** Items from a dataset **
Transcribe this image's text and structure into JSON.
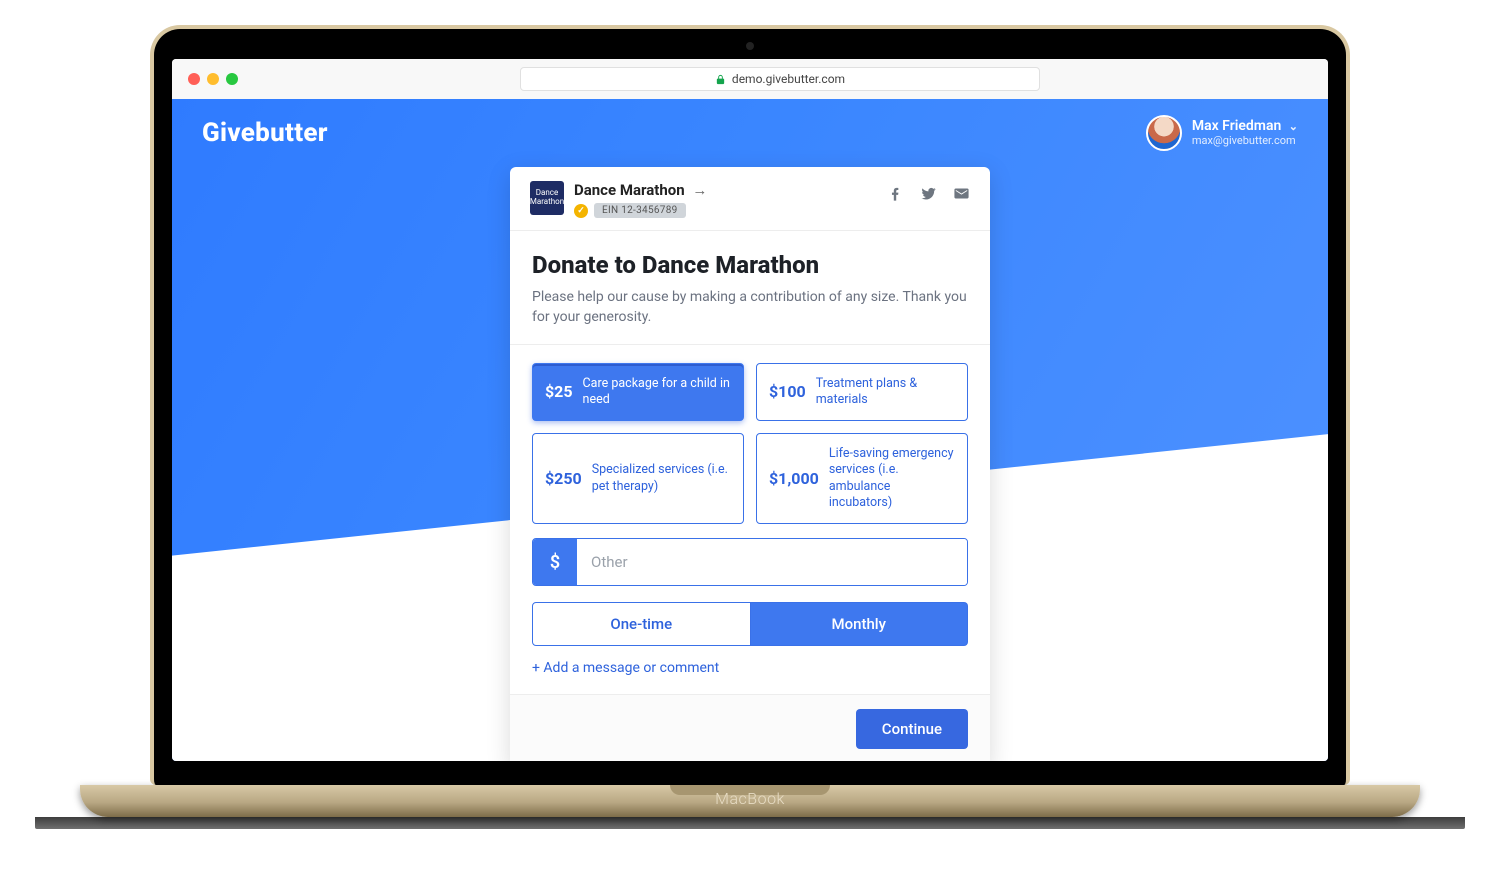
{
  "browser": {
    "url": "demo.givebutter.com"
  },
  "device_label": "MacBook",
  "header": {
    "brand": "Givebutter",
    "user": {
      "name": "Max Friedman",
      "email": "max@givebutter.com"
    }
  },
  "campaign": {
    "logo_text": "Dance Marathon",
    "name": "Dance Marathon",
    "ein": "EIN 12-3456789"
  },
  "form": {
    "title": "Donate to Dance Marathon",
    "subtitle": "Please help our cause by making a contribution of any size. Thank you for your generosity.",
    "options": [
      {
        "amount": "$25",
        "desc": "Care package for a child in need",
        "selected": true
      },
      {
        "amount": "$100",
        "desc": "Treatment plans & materials",
        "selected": false
      },
      {
        "amount": "$250",
        "desc": "Specialized services (i.e. pet therapy)",
        "selected": false
      },
      {
        "amount": "$1,000",
        "desc": "Life-saving emergency services (i.e. ambulance incubators)",
        "selected": false
      }
    ],
    "other": {
      "symbol": "$",
      "placeholder": "Other"
    },
    "frequency": {
      "one_time": "One-time",
      "monthly": "Monthly",
      "active": "monthly"
    },
    "add_message": "+ Add a message or comment",
    "continue": "Continue"
  }
}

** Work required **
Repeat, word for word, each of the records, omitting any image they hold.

** Written solution **
Transcribe this image's text and structure into JSON.
{
  "browser": {
    "url": "demo.givebutter.com"
  },
  "device_label": "MacBook",
  "header": {
    "brand": "Givebutter",
    "user": {
      "name": "Max Friedman",
      "email": "max@givebutter.com"
    }
  },
  "campaign": {
    "logo_text": "Dance Marathon",
    "name": "Dance Marathon",
    "ein": "EIN 12-3456789"
  },
  "form": {
    "title": "Donate to Dance Marathon",
    "subtitle": "Please help our cause by making a contribution of any size. Thank you for your generosity.",
    "options": [
      {
        "amount": "$25",
        "desc": "Care package for a child in need",
        "selected": true
      },
      {
        "amount": "$100",
        "desc": "Treatment plans & materials",
        "selected": false
      },
      {
        "amount": "$250",
        "desc": "Specialized services (i.e. pet therapy)",
        "selected": false
      },
      {
        "amount": "$1,000",
        "desc": "Life-saving emergency services (i.e. ambulance incubators)",
        "selected": false
      }
    ],
    "other": {
      "symbol": "$",
      "placeholder": "Other"
    },
    "frequency": {
      "one_time": "One-time",
      "monthly": "Monthly",
      "active": "monthly"
    },
    "add_message": "+ Add a message or comment",
    "continue": "Continue"
  }
}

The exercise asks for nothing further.